If we fail to do that, then we will have turned our values into ahistorical self-propelled clichés.
John M Giannone
Don’t ‘experiment’ with 14th Street
The Town & Village news articles over the last two weeks, in total support of a proposed DOT busway for 14th Street, offer no data on alternative plans. I support continuing to allow cars on 14th Street, and not allowing DOT to “experiment” on our small side streets, which will result in increased pollution, traffic jams and decreased safe access for elderly, strollers and disabled.
I support reinstating bus stops and allowing left/right turns off of 14th Street, since there is to be no full shutdown of the L train. We now have SBS bus service on 14th Street. Please note that other streets have this same service and all those scenarios allow cars.
During the preliminary part of this “experiment,” which I fear is being foisted on us as final, many large apartment buildings have lost their loading areas and vital accessibility. No one can explain how move-ins, move-outs and deliveries can still occur. It seems erratic and too hasty. None of this is a rich/poor issue. It’s practical because it affects anyone and everyone: drivers, pedestrians, bikers, shoppers, owners children and the elderly, who use these 14th street environs each day. Our attorney who filed our case understands this, and even he is representing us pro bono.
The current “experiment” reads as if it were drawn by newly-minted PHDs who do not live here. It strikes us as out of touch. We deserve better.
Stern, supportive enforcement is needed on ubiquitous bikers so they might better observe and follow local traffic laws. Throughout all the years of walking my dog, strolling, shopping, commuting, I have always felt the head-spinning risks of speeding bikers on sidewalks and in crosswalks, running traffic lights perilously close to me at every turn. I urge a moratorium on any additional bike lanes until a comprehensive review, backed by current political will, is conducted.

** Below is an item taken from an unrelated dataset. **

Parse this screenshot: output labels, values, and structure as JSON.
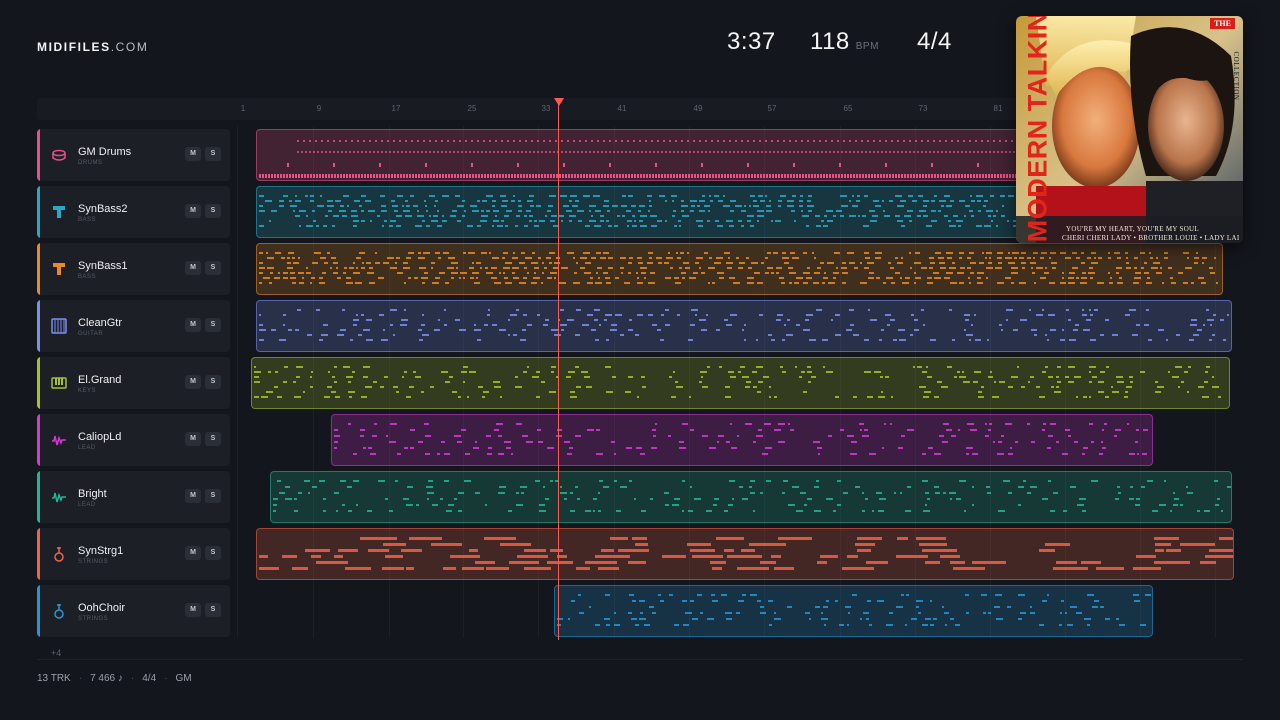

I understand that the bike lanes double as important access for emergency vehicles, but which lanes are “common sense routes,” and which ones might actually be expendable? More research and consideration, please. Thank you.
West 15th Street